**Aim of the task:** Exact wording is required: give all the records again, minus the pictures.
--- Supplied information ---
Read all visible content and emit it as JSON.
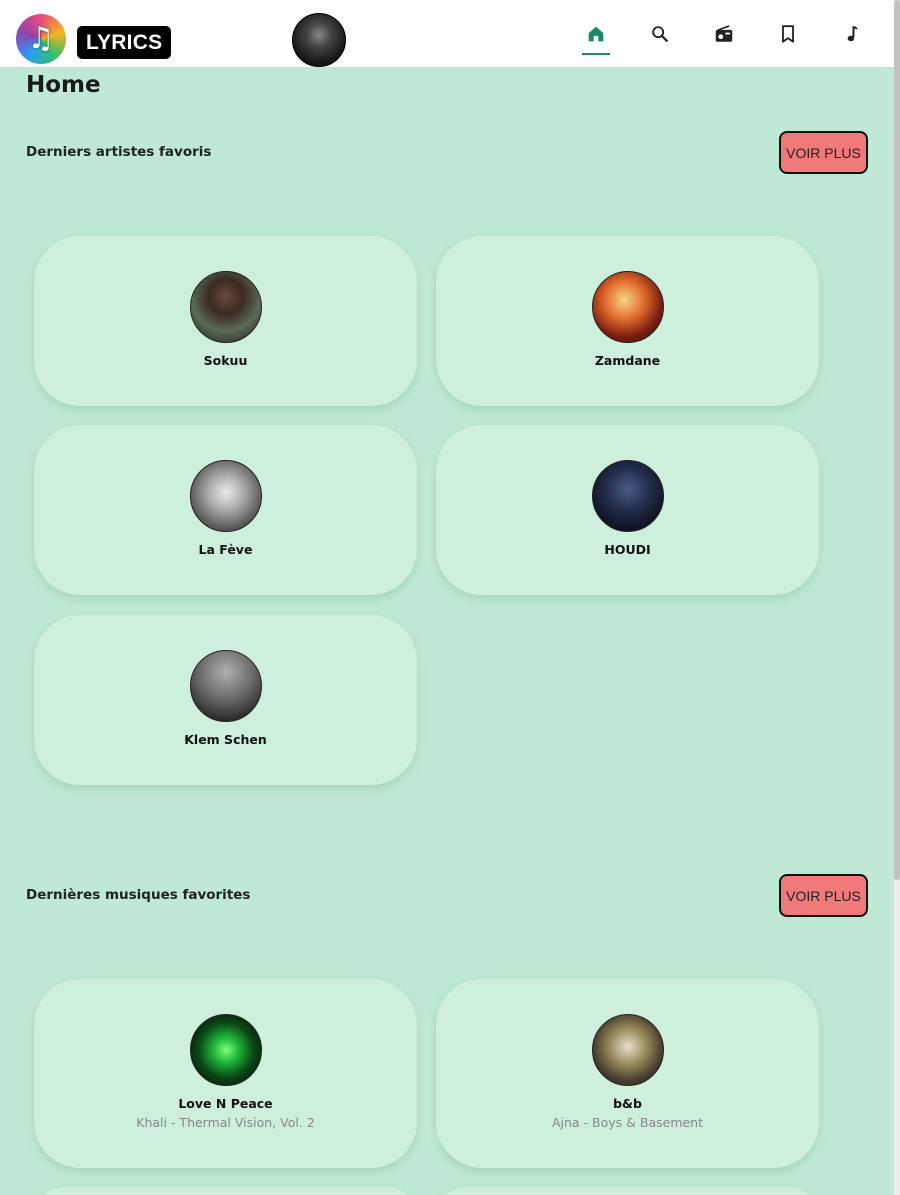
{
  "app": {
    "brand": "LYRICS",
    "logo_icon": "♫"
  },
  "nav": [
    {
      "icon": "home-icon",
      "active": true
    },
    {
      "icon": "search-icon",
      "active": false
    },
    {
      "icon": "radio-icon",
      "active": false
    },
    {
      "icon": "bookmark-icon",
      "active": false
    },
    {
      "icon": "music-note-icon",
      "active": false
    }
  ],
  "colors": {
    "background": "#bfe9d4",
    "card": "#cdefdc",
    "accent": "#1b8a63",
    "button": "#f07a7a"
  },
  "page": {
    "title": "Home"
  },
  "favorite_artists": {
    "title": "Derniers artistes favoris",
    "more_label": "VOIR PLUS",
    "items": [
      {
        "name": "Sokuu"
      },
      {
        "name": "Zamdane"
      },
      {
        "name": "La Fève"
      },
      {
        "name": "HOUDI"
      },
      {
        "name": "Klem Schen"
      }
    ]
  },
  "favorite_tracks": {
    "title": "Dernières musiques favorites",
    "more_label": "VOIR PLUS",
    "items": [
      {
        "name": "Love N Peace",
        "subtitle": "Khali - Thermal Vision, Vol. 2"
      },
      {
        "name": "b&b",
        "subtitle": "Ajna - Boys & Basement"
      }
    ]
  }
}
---
**Result below:**
Read all visible content and emit it as JSON.
{
  "app": {
    "brand": "LYRICS",
    "logo_icon": "♫"
  },
  "nav": [
    {
      "icon": "home-icon",
      "active": true
    },
    {
      "icon": "search-icon",
      "active": false
    },
    {
      "icon": "radio-icon",
      "active": false
    },
    {
      "icon": "bookmark-icon",
      "active": false
    },
    {
      "icon": "music-note-icon",
      "active": false
    }
  ],
  "colors": {
    "background": "#bfe9d4",
    "card": "#cdefdc",
    "accent": "#1b8a63",
    "button": "#f07a7a"
  },
  "page": {
    "title": "Home"
  },
  "favorite_artists": {
    "title": "Derniers artistes favoris",
    "more_label": "VOIR PLUS",
    "items": [
      {
        "name": "Sokuu"
      },
      {
        "name": "Zamdane"
      },
      {
        "name": "La Fève"
      },
      {
        "name": "HOUDI"
      },
      {
        "name": "Klem Schen"
      }
    ]
  },
  "favorite_tracks": {
    "title": "Dernières musiques favorites",
    "more_label": "VOIR PLUS",
    "items": [
      {
        "name": "Love N Peace",
        "subtitle": "Khali - Thermal Vision, Vol. 2"
      },
      {
        "name": "b&b",
        "subtitle": "Ajna - Boys & Basement"
      }
    ]
  }
}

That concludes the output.